A reverse mortgage is a special loan type that is available to homeowners who are 62 years of age or older. Money is borrowed against the equity in your home and is distributed through payments sent to the homeowner at regular intervals. Reverse mortgages are also associated with high fees and potential impact on assets after a homeowner's death, so some homeowners have second thoughts and want to undo their reverse mortgage before they start receiving payments.
Inform the lender who issued the reverse mortgage in writing that you want to cancel the loan. This generally must be done within three business days of the loan closing. If mailing the request, send it using certified mail with a return receipt requested so that you can confirm when the request is accepted and who accepts it. Some lenders have cancellation forms that you can use to make your request, while others require you to write your request yourself.

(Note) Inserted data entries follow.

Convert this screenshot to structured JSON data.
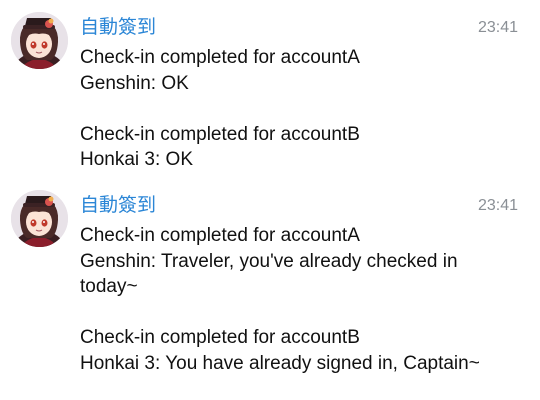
{
  "messages": [
    {
      "sender": "自動簽到",
      "time": "23:41",
      "avatar_icon": "character-avatar-icon",
      "lines": [
        "Check-in completed for accountA",
        "Genshin: OK",
        "",
        "Check-in completed for accountB",
        "Honkai 3: OK"
      ]
    },
    {
      "sender": "自動簽到",
      "time": "23:41",
      "avatar_icon": "character-avatar-icon",
      "lines": [
        "Check-in completed for accountA",
        "Genshin: Traveler, you've already checked in today~",
        "",
        "Check-in completed for accountB",
        "Honkai 3: You have already signed in, Captain~"
      ]
    }
  ],
  "colors": {
    "sender": "#2b86d6",
    "time": "#8a8f95",
    "text": "#111111"
  }
}
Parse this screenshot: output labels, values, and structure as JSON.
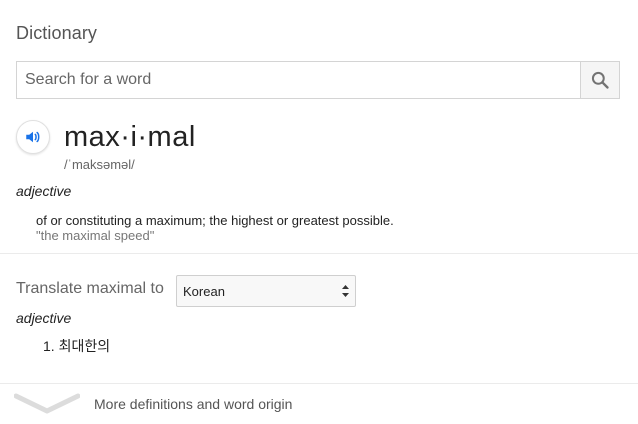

Consult your reverse mortgage contract if it has been more than three business days and you are unable to cancel the loan without penalty. The contract should include a cancellation clause detailing what penalties may be applied for early loan termination and the process by which you or the lender may cancel the loan.
Contact the lender who issued the reverse mortgage and inform them that you wish to pay off the loan and terminate the loan contract. You will have to repay any money that has been paid out from the loan as well as any fines or other fees associated with early termination, as stated by the loan contract. You will also have to pay any interest that has accrued on the amount already paid.
If you are unable to pay off the amount due on a reverse mortgage, most lenders allow you to take out a standard "forward" mortgage for the amount owed; you then can begin making monthly loan payments to pay off the amount that has been borrowed.